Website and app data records
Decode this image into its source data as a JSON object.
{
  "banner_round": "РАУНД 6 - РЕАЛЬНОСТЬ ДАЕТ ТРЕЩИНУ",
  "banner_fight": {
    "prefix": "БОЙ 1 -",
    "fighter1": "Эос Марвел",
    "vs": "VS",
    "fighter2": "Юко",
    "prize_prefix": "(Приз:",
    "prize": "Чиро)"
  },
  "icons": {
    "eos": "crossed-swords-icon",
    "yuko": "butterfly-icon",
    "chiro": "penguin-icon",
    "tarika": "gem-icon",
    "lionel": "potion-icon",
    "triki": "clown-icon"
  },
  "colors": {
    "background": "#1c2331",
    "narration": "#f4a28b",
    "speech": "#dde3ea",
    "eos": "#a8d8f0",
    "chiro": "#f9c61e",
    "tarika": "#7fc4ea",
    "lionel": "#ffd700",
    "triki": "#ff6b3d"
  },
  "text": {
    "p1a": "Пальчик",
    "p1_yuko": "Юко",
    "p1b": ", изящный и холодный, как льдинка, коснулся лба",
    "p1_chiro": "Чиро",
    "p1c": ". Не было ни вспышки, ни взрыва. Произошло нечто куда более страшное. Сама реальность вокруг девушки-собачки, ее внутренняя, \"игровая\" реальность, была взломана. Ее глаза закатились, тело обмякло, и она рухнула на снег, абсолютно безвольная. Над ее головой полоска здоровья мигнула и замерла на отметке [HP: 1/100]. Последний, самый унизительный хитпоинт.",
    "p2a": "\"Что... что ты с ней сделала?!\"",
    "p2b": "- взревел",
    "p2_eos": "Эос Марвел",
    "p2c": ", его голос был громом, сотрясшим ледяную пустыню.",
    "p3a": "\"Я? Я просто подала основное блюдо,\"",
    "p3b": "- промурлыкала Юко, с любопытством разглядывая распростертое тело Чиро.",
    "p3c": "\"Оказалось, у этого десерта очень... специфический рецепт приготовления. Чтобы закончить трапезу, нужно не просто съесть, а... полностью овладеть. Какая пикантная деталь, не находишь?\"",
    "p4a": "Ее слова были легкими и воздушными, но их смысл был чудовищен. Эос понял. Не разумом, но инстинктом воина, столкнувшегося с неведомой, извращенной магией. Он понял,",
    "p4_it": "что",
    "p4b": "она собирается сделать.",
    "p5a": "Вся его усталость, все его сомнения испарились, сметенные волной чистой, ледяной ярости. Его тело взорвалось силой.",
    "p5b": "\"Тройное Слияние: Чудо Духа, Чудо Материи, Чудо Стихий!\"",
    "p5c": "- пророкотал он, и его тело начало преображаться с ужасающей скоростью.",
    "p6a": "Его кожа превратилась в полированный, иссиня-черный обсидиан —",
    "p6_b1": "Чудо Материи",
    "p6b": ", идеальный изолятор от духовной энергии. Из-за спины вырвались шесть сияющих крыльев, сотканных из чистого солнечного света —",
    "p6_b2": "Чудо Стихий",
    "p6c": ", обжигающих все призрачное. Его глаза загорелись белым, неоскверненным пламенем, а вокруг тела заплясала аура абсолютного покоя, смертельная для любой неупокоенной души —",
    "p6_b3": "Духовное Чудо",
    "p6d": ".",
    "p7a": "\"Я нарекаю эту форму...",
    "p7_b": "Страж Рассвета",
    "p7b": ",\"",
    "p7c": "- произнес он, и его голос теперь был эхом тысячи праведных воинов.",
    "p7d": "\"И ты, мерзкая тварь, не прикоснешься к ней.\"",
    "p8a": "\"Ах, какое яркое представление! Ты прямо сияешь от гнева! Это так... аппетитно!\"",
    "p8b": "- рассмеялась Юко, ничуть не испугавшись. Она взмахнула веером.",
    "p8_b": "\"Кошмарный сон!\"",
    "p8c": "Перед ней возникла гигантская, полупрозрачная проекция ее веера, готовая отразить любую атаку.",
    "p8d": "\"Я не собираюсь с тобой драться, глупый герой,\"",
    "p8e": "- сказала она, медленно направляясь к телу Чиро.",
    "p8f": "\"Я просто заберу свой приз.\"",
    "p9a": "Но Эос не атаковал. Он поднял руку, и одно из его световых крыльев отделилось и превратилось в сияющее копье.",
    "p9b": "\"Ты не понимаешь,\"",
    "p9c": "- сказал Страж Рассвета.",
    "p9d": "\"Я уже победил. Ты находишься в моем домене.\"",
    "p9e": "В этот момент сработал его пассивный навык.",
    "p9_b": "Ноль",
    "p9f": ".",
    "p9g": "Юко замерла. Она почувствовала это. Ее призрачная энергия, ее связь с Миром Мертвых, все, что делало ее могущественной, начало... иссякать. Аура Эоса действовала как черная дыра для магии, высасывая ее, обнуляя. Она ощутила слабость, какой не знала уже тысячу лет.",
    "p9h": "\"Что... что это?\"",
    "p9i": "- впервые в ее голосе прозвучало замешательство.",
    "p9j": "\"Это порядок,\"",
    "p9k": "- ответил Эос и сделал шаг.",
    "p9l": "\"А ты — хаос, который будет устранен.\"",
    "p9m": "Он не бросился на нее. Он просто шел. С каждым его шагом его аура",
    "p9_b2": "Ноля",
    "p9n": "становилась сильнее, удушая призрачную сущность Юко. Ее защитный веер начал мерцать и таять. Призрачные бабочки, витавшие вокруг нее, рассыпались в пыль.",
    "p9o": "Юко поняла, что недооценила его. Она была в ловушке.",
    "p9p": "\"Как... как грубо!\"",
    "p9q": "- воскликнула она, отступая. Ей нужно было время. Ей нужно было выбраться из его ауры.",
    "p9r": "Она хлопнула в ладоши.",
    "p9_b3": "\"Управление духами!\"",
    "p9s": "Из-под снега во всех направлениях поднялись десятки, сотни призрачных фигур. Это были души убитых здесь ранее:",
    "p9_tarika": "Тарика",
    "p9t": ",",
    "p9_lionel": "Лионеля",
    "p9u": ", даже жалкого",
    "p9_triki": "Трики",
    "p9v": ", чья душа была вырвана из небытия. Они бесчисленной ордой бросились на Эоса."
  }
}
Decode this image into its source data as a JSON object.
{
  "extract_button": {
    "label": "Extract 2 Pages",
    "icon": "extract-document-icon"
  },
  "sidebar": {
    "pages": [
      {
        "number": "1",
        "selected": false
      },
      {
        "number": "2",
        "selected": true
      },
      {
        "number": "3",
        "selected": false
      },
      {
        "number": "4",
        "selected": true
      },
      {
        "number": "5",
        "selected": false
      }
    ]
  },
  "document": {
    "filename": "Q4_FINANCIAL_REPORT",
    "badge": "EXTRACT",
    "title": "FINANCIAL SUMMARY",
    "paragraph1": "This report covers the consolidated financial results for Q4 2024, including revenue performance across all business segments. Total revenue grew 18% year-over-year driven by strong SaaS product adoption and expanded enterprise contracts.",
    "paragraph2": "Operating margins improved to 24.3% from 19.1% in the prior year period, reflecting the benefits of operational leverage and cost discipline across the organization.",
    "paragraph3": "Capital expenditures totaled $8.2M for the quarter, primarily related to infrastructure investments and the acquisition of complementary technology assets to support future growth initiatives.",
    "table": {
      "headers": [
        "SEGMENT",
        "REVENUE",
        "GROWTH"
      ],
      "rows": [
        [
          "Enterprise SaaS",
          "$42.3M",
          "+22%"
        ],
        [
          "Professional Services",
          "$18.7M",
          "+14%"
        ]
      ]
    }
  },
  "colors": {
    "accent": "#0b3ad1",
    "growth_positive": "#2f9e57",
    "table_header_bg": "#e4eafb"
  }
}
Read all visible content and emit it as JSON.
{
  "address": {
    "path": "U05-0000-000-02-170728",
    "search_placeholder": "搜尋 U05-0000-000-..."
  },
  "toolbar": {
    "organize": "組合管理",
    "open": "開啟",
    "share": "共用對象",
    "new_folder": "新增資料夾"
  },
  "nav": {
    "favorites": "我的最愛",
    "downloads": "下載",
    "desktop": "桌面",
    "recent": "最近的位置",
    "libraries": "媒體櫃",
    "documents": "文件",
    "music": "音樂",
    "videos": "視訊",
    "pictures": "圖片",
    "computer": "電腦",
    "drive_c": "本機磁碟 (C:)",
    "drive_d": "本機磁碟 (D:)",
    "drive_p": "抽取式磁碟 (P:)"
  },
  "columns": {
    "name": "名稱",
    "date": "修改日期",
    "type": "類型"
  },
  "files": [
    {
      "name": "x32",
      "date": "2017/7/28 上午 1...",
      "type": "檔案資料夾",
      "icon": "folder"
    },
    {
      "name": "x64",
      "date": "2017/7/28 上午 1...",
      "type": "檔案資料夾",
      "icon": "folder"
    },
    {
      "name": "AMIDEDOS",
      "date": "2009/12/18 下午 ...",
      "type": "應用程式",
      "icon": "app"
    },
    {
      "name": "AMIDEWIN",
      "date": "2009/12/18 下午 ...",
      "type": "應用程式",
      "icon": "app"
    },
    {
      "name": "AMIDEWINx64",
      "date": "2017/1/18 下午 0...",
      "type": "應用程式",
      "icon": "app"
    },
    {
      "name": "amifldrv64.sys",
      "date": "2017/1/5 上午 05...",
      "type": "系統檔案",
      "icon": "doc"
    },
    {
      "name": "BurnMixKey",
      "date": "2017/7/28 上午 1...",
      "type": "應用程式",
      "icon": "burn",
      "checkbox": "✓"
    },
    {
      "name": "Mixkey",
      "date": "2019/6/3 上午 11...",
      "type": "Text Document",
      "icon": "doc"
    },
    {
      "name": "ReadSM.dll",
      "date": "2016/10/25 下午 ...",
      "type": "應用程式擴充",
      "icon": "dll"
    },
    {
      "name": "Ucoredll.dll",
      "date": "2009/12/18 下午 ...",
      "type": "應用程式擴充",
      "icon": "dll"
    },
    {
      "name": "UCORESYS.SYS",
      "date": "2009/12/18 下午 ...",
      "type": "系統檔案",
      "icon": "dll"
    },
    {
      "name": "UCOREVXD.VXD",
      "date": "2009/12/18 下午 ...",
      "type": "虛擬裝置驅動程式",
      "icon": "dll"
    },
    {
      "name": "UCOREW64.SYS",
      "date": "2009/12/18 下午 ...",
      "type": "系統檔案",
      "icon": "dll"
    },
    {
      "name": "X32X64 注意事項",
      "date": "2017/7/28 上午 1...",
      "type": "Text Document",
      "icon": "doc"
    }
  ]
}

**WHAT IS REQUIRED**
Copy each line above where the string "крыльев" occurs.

**TASK ANSWER**
    "p6b": ", идеальный изолятор от духовной энергии. Из-за спины вырвались шесть сияющих крыльев, сотканных из чистого солнечного света —",
    "p9a": "Но Эос не атаковал. Он поднял руку, и одно из его световых крыльев отделилось и превратилось в сияющее копье.",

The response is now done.